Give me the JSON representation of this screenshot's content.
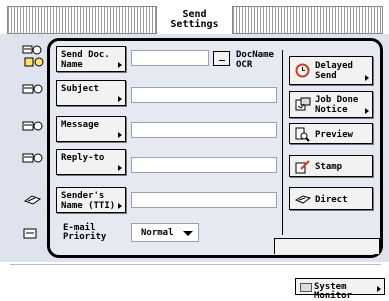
{
  "header": {
    "title_line1": "Send",
    "title_line2": "Settings"
  },
  "left_icons": [
    {
      "name": "address-book-icon"
    },
    {
      "name": "subject-icon"
    },
    {
      "name": "message-icon"
    },
    {
      "name": "reply-to-icon"
    },
    {
      "name": "sender-name-icon"
    },
    {
      "name": "priority-icon"
    }
  ],
  "fields": {
    "send_doc_name": {
      "label_line1": "Send Doc.",
      "label_line2": "Name",
      "value": ""
    },
    "subject": {
      "label": "Subject",
      "value": ""
    },
    "message": {
      "label": "Message",
      "value": ""
    },
    "reply_to": {
      "label": "Reply-to",
      "value": ""
    },
    "sender_name": {
      "label_line1": "Sender's",
      "label_line2": "Name (TTI)",
      "value": ""
    }
  },
  "docname_ocr": {
    "line1": "DocName",
    "line2": "OCR"
  },
  "email_priority": {
    "label_line1": "E-mail",
    "label_line2": "Priority",
    "selected": "Normal"
  },
  "right_buttons": {
    "delayed_send": {
      "line1": "Delayed",
      "line2": "Send"
    },
    "job_done_notice": {
      "line1": "Job Done",
      "line2": "Notice"
    },
    "preview": "Preview",
    "stamp": "Stamp",
    "direct": "Direct"
  },
  "footer": {
    "system_monitor": "System Monitor"
  },
  "colors": {
    "frame": "#000000",
    "panel": "#e6e9f2",
    "field": "#ffffff",
    "accent_red": "#d23a2a"
  }
}
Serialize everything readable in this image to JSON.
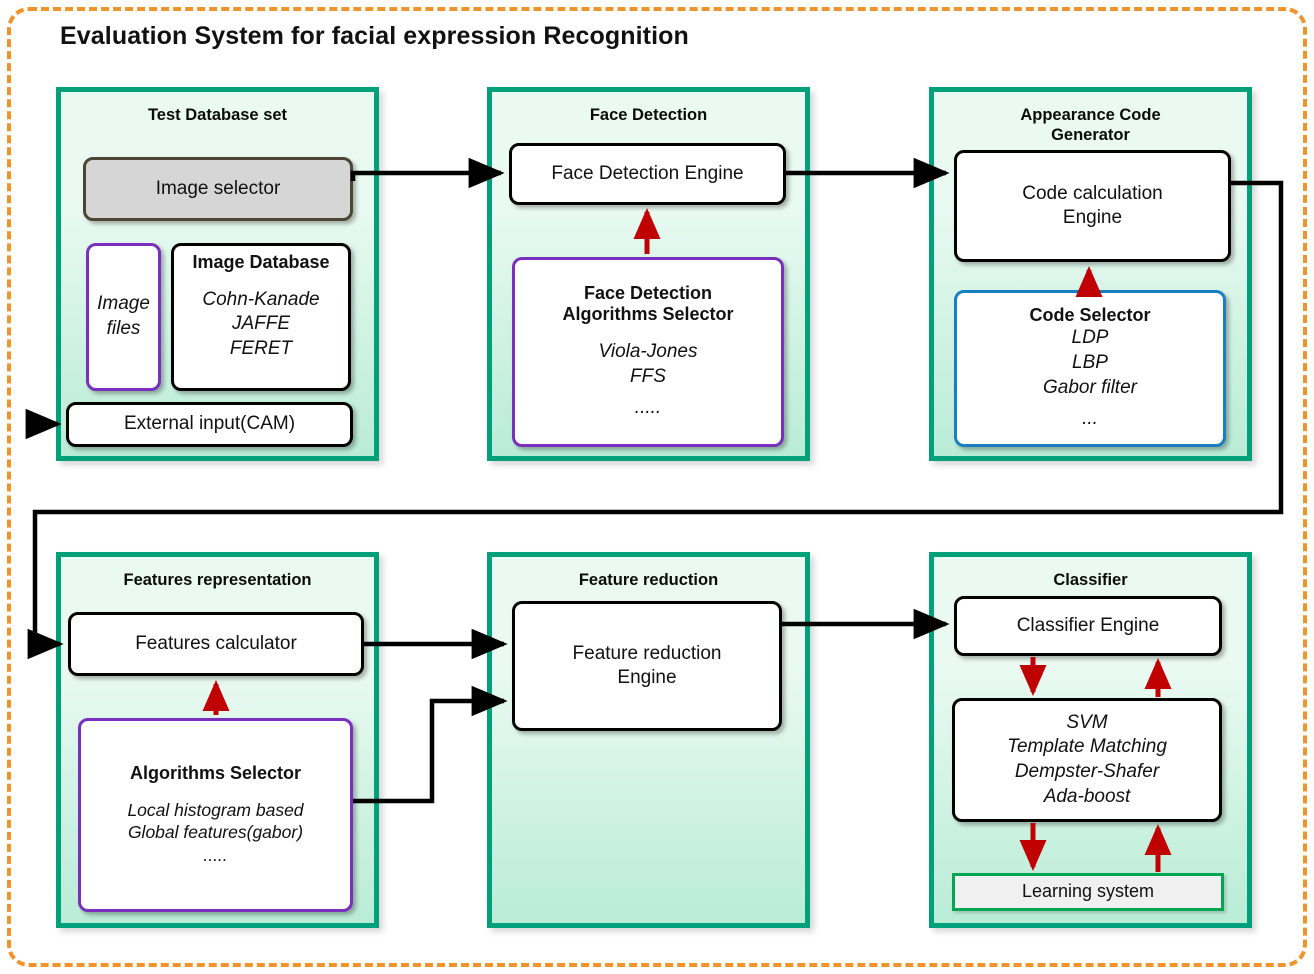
{
  "diagram": {
    "title": "Evaluation System for facial expression Recognition",
    "frame_color": "#f0932b",
    "panel_border_color": "#00a07a",
    "arrow_color": "#000000",
    "selector_arrow_color": "#c00000"
  },
  "panels": {
    "test_database": {
      "title": "Test Database set",
      "image_selector": {
        "label": "Image selector",
        "border_color": "#4d4634",
        "fill": "#d6d6d6"
      },
      "image_files": {
        "label_line1": "Image",
        "label_line2": "files",
        "border_color": "#7b2fbe"
      },
      "image_database": {
        "heading": "Image Database",
        "items": [
          "Cohn-Kanade",
          "JAFFE",
          "FERET"
        ]
      },
      "external_input": {
        "label": "External input(CAM)"
      }
    },
    "face_detection": {
      "title": "Face Detection",
      "engine": {
        "label": "Face Detection Engine"
      },
      "selector": {
        "heading_line1": "Face Detection",
        "heading_line2": "Algorithms Selector",
        "items": [
          "Viola-Jones",
          "FFS",
          "....."
        ],
        "border_color": "#7b2fbe"
      }
    },
    "appearance_code_generator": {
      "title_line1": "Appearance Code",
      "title_line2": "Generator",
      "engine": {
        "label_line1": "Code calculation",
        "label_line2": "Engine"
      },
      "code_selector": {
        "heading": "Code Selector",
        "items": [
          "LDP",
          "LBP",
          "Gabor filter",
          "..."
        ],
        "border_color": "#1a7fc1"
      }
    },
    "features_representation": {
      "title": "Features representation",
      "calculator": {
        "label": "Features calculator"
      },
      "selector": {
        "heading": "Algorithms Selector",
        "items": [
          "Local histogram based",
          "Global features(gabor)",
          "....."
        ],
        "border_color": "#7b2fbe"
      }
    },
    "feature_reduction": {
      "title": "Feature reduction",
      "engine": {
        "label_line1": "Feature reduction",
        "label_line2": "Engine"
      }
    },
    "classifier": {
      "title": "Classifier",
      "engine": {
        "label": "Classifier Engine"
      },
      "methods": {
        "items": [
          "SVM",
          "Template Matching",
          "Dempster-Shafer",
          "Ada-boost"
        ]
      },
      "learning_system": {
        "label": "Learning system",
        "border_color": "#00a651",
        "fill": "#f0f0f0"
      }
    }
  }
}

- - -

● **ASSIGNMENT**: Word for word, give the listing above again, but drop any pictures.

● **RESULT OF THE EXERCISE**:
Give me the JSON representation of this screenshot's content.
{
  "header": {
    "title_line1": "Send",
    "title_line2": "Settings"
  },
  "left_icons": [
    {
      "name": "address-book-icon"
    },
    {
      "name": "subject-icon"
    },
    {
      "name": "message-icon"
    },
    {
      "name": "reply-to-icon"
    },
    {
      "name": "sender-name-icon"
    },
    {
      "name": "priority-icon"
    }
  ],
  "fields": {
    "send_doc_name": {
      "label_line1": "Send Doc.",
      "label_line2": "Name",
      "value": ""
    },
    "subject": {
      "label": "Subject",
      "value": ""
    },
    "message": {
      "label": "Message",
      "value": ""
    },
    "reply_to": {
      "label": "Reply-to",
      "value": ""
    },
    "sender_name": {
      "label_line1": "Sender's",
      "label_line2": "Name (TTI)",
      "value": ""
    }
  },
  "docname_ocr": {
    "line1": "DocName",
    "line2": "OCR"
  },
  "email_priority": {
    "label_line1": "E-mail",
    "label_line2": "Priority",
    "selected": "Normal"
  },
  "right_buttons": {
    "delayed_send": {
      "line1": "Delayed",
      "line2": "Send"
    },
    "job_done_notice": {
      "line1": "Job Done",
      "line2": "Notice"
    },
    "preview": "Preview",
    "stamp": "Stamp",
    "direct": "Direct"
  },
  "footer": {
    "system_monitor": "System Monitor"
  },
  "colors": {
    "frame": "#000000",
    "panel": "#e6e9f2",
    "field": "#ffffff",
    "accent_red": "#d23a2a"
  }
}
Serialize everything readable in this image to JSON.
{
  "diagram": {
    "title": "Evaluation System for facial expression Recognition",
    "frame_color": "#f0932b",
    "panel_border_color": "#00a07a",
    "arrow_color": "#000000",
    "selector_arrow_color": "#c00000"
  },
  "panels": {
    "test_database": {
      "title": "Test Database set",
      "image_selector": {
        "label": "Image selector",
        "border_color": "#4d4634",
        "fill": "#d6d6d6"
      },
      "image_files": {
        "label_line1": "Image",
        "label_line2": "files",
        "border_color": "#7b2fbe"
      },
      "image_database": {
        "heading": "Image Database",
        "items": [
          "Cohn-Kanade",
          "JAFFE",
          "FERET"
        ]
      },
      "external_input": {
        "label": "External input(CAM)"
      }
    },
    "face_detection": {
      "title": "Face Detection",
      "engine": {
        "label": "Face Detection Engine"
      },
      "selector": {
        "heading_line1": "Face Detection",
        "heading_line2": "Algorithms Selector",
        "items": [
          "Viola-Jones",
          "FFS",
          "....."
        ],
        "border_color": "#7b2fbe"
      }
    },
    "appearance_code_generator": {
      "title_line1": "Appearance Code",
      "title_line2": "Generator",
      "engine": {
        "label_line1": "Code calculation",
        "label_line2": "Engine"
      },
      "code_selector": {
        "heading": "Code Selector",
        "items": [
          "LDP",
          "LBP",
          "Gabor filter",
          "..."
        ],
        "border_color": "#1a7fc1"
      }
    },
    "features_representation": {
      "title": "Features representation",
      "calculator": {
        "label": "Features calculator"
      },
      "selector": {
        "heading": "Algorithms Selector",
        "items": [
          "Local histogram based",
          "Global features(gabor)",
          "....."
        ],
        "border_color": "#7b2fbe"
      }
    },
    "feature_reduction": {
      "title": "Feature reduction",
      "engine": {
        "label_line1": "Feature reduction",
        "label_line2": "Engine"
      }
    },
    "classifier": {
      "title": "Classifier",
      "engine": {
        "label": "Classifier Engine"
      },
      "methods": {
        "items": [
          "SVM",
          "Template Matching",
          "Dempster-Shafer",
          "Ada-boost"
        ]
      },
      "learning_system": {
        "label": "Learning system",
        "border_color": "#00a651",
        "fill": "#f0f0f0"
      }
    }
  }
}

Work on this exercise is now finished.